Knowledge Is Power.
I remember a poster with those words hanging in one of my teacher’s classrooms when I was young. The more I knew, the more I’d be able to accomplish. Back home, we went to a church that, while it wasn’t said explicitly, taught the same. We had Sunday School, Sunday morning service, Sunday evening service, and Wednesday night service – all with an emphasis on growing in our knowledge of the Bible.
In children’s ministry, we did Bible drills and other games designed to help us know our way around the Bible. And it wasn’t without its positives. I left for college with a great deal of Bible knowledge that continues to shape me, and I am forever grateful for the men and women who invested their time and wisdom into my life.
But heading to college, I had formed within my brain a clear understanding of what it meant to live and grow as a Christian. It can be summed up like this:
Information = Transformation.
In order to grow and continue in my progress as a Christian, I had to gain more knowledge about God and the Bible. And that’s exactly what I did. I gobbled up Christian books. I did multiple Bible studies. When podcasts came on the scene, I listened to as many as I could. In my mind, I was growing as a Christian because I knew more about God and the Bible. But under the surface, the same sin and arrogance wasn’t budging. I was knowing more, but I wasn’t growing more.

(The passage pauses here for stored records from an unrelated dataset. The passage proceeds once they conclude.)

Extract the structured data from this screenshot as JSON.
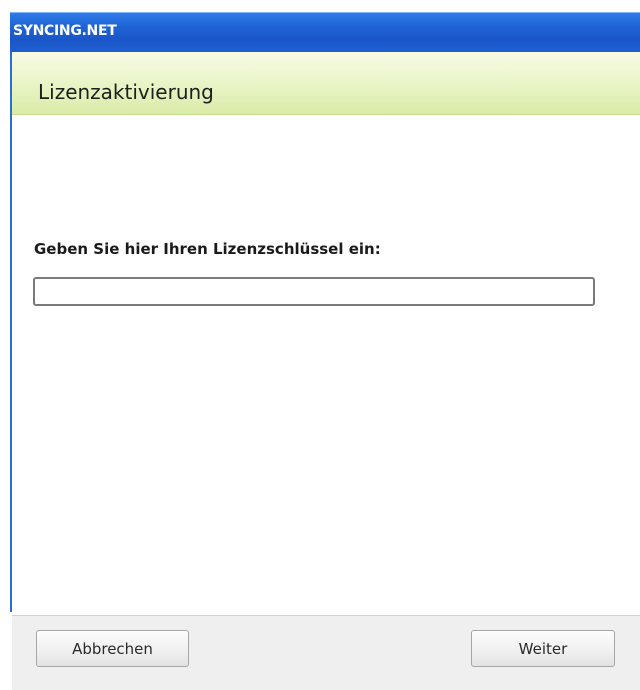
{
  "window": {
    "title": "SYNCING.NET"
  },
  "header": {
    "title": "Lizenzaktivierung"
  },
  "form": {
    "prompt": "Geben Sie hier Ihren Lizenzschlüssel ein:",
    "license_value": "",
    "license_placeholder": ""
  },
  "footer": {
    "cancel_label": "Abbrechen",
    "next_label": "Weiter"
  },
  "colors": {
    "titlebar": "#1f63d6",
    "header_band": "#e8f4c4",
    "footer": "#efefef"
  }
}
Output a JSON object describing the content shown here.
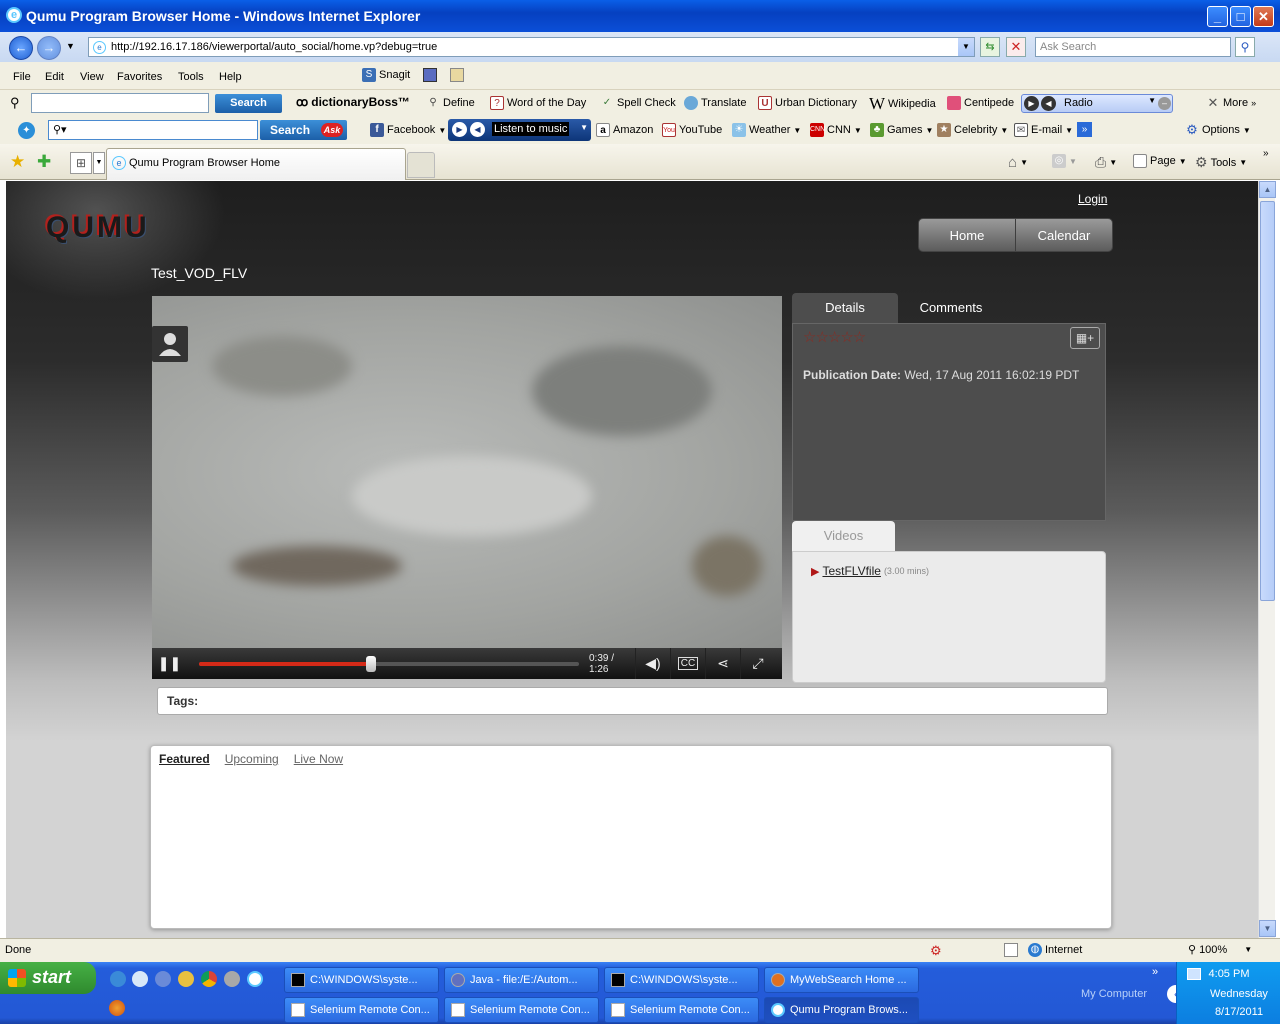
{
  "window": {
    "title": "Qumu Program Browser Home - Windows Internet Explorer"
  },
  "address": {
    "url": "http://192.16.17.186/viewerportal/auto_social/home.vp?debug=true",
    "search_placeholder": "Ask Search"
  },
  "menu": [
    "File",
    "Edit",
    "View",
    "Favorites",
    "Tools",
    "Help"
  ],
  "snagit": "Snagit",
  "toolbar1": {
    "search_btn": "Search",
    "dictionary": "dictionaryBoss™",
    "items": [
      "Define",
      "Word of the Day",
      "Spell Check",
      "Translate",
      "Urban Dictionary",
      "Wikipedia",
      "Centipede"
    ],
    "radio": "Radio",
    "more": "More"
  },
  "toolbar2": {
    "search_btn": "Search",
    "listen": "Listen to music",
    "items": [
      "Facebook",
      "Amazon",
      "YouTube",
      "Weather",
      "CNN",
      "Games",
      "Celebrity",
      "E-mail"
    ],
    "options": "Options"
  },
  "tabs": {
    "active": "Qumu Program Browser Home",
    "page": "Page",
    "tools": "Tools"
  },
  "site": {
    "logo": "QUMU",
    "login": "Login",
    "nav": [
      "Home",
      "Calendar"
    ],
    "video_title": "Test_VOD_FLV",
    "player": {
      "time": "0:39 / 1:26",
      "progress": 0.453
    },
    "details_tabs": [
      "Details",
      "Comments"
    ],
    "rating_stars": "☆☆☆☆☆",
    "publication_label": "Publication Date:",
    "publication_value": "Wed, 17 Aug 2011 16:02:19 PDT",
    "videos_tab": "Videos",
    "video_item": "TestFLVfile",
    "video_duration": "(3.00 mins)",
    "tags_label": "Tags:",
    "featured_tabs": [
      "Featured",
      "Upcoming",
      "Live Now"
    ]
  },
  "status": {
    "text": "Done",
    "zone": "Internet",
    "zoom": "100%"
  },
  "taskbar": {
    "start": "start",
    "row1": [
      "C:\\WINDOWS\\syste...",
      "Java - file:/E:/Autom...",
      "C:\\WINDOWS\\syste...",
      "MyWebSearch Home ..."
    ],
    "row2": [
      "Selenium Remote Con...",
      "Selenium Remote Con...",
      "Selenium Remote Con...",
      "Qumu Program Brows..."
    ],
    "my_computer": "My Computer",
    "clock": {
      "time": "4:05 PM",
      "day": "Wednesday",
      "date": "8/17/2011"
    }
  }
}
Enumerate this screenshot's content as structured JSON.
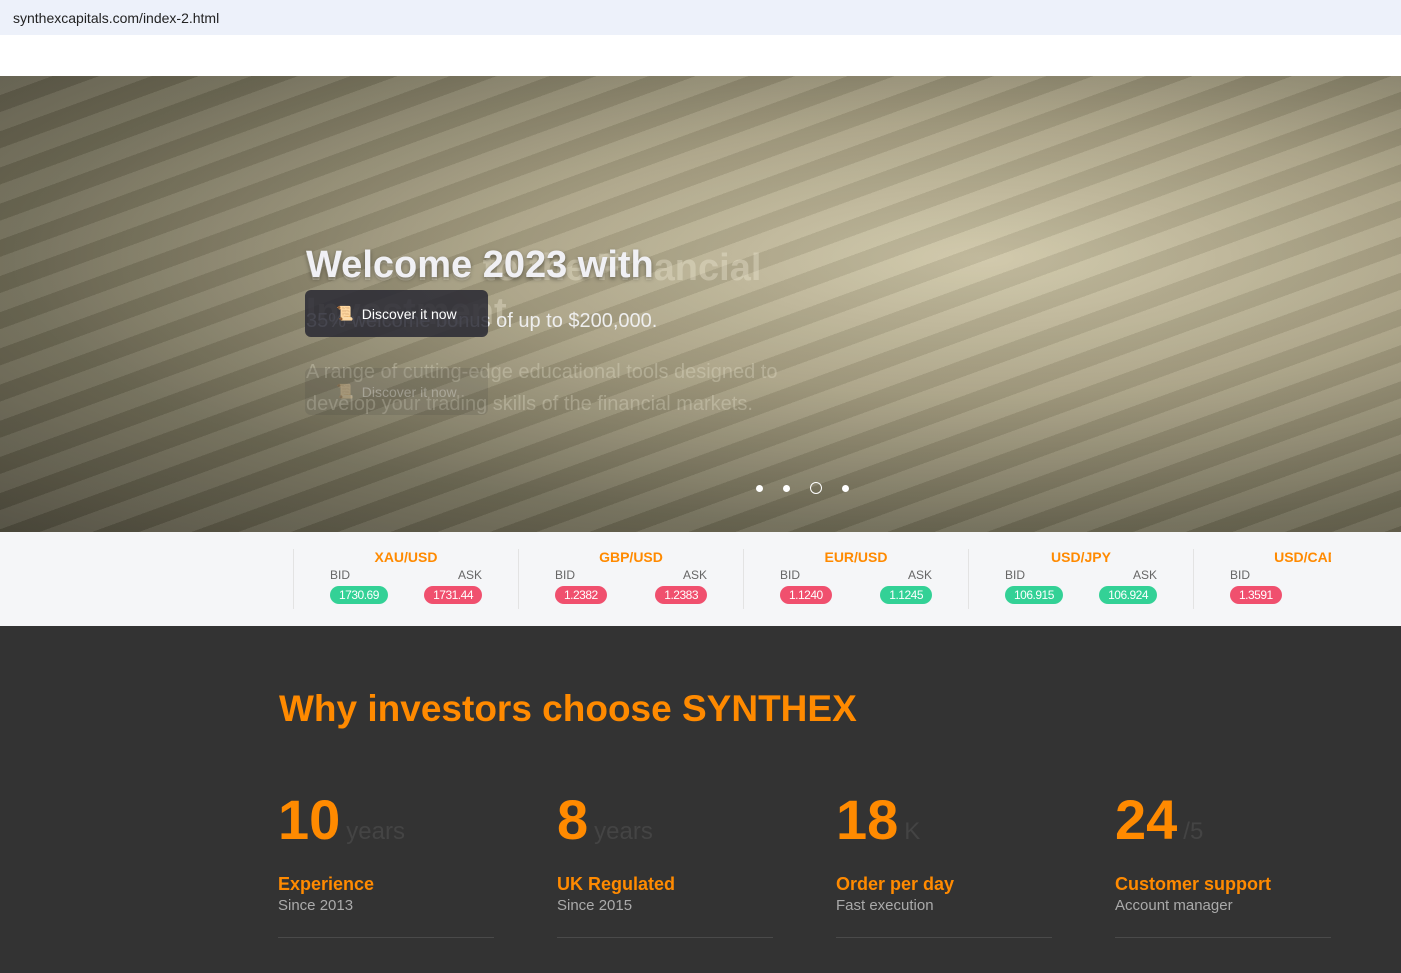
{
  "browser": {
    "url": "synthexcapitals.com/index-2.html"
  },
  "hero": {
    "title": "Welcome 2023 with",
    "subtitle": "35% welcome bonus of up to $200,000.",
    "ghost_title": "Welcome to the Financial Investment",
    "ghost_subtitle": "A range of cutting-edge educational tools designed to develop your trading skills of the financial markets.",
    "button_label": "Discover it now",
    "ghost_button_label": "Discover it now",
    "slides_count": 4,
    "active_slide": 3
  },
  "ticker": [
    {
      "pair": "XAU/USD",
      "bid_label": "BID",
      "ask_label": "ASK",
      "bid": "1730.69",
      "bid_color": "g",
      "ask": "1731.44",
      "ask_color": "r"
    },
    {
      "pair": "GBP/USD",
      "bid_label": "BID",
      "ask_label": "ASK",
      "bid": "1.2382",
      "bid_color": "r",
      "ask": "1.2383",
      "ask_color": "r"
    },
    {
      "pair": "EUR/USD",
      "bid_label": "BID",
      "ask_label": "ASK",
      "bid": "1.1240",
      "bid_color": "r",
      "ask": "1.1245",
      "ask_color": "g"
    },
    {
      "pair": "USD/JPY",
      "bid_label": "BID",
      "ask_label": "ASK",
      "bid": "106.915",
      "bid_color": "g",
      "ask": "106.924",
      "ask_color": "g"
    },
    {
      "pair": "USD/CAD",
      "bid_label": "BID",
      "ask_label": "ASK",
      "bid": "1.3591",
      "bid_color": "r",
      "ask": "",
      "ask_color": "g"
    }
  ],
  "why": {
    "title": "Why investors choose SYNTHEX",
    "stats": [
      {
        "num": "10",
        "unit": "years",
        "title": "Experience",
        "sub": "Since 2013"
      },
      {
        "num": "8",
        "unit": "years",
        "title": "UK Regulated",
        "sub": "Since 2015"
      },
      {
        "num": "18",
        "unit": "K",
        "title": "Order per day",
        "sub": "Fast execution"
      },
      {
        "num": "24",
        "unit": "/5",
        "title": "Customer support",
        "sub": "Account manager"
      }
    ]
  }
}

This, I’ve found, is one of the foundational struggles of American Christians like me. We think a good Bible Study, a better sermon from a better preacher, or the latest Christian book is going to be the thing that takes us to the “next level.” But if our knowledge only serves to inform us and not form us, we will continue to stay the same. 1 Corinthians 8 makes an interesting statement about this: “Knowledge puffs up while love builds up.” More and more knowledge often builds arrogance, not humility. Only in receiving the love of God are we built up.
Does it mean we need to stop learning? Of course not! We need to continue to live a life under the authority and guidance of the Scriptures. But instead of reading the Bible for information, we must learn to read the Bible for formation – to form us.
Instead of reading the Bible for information, we must learn to read the Bible for formation – to form us.
In John 5, Jesus is confronted by the people who knew the Bible more than anyone – the Pharisees. The Pharisees knew the Bible but didn’t know God – even when he was standing right in front of them. Jesus makes this incredibly challenging statement in response to them:
You study the Scriptures diligently because you think that in them you have eternal life. These are the very Scriptures that testify about me, yet you refuse to come to me to have life. John 5:39 NIV
This weekend in our series “Surprise The World,” we are going to talk about how to not miss Jesus in the middle of our knowledge, and by doing so, surrender to be formed by him to be like him. Our next “Surprise The World” habit? Learn. But not just learning more about Jesus, learning from Jesus to be like Jesus.
I can’t wait! See you Sunday night!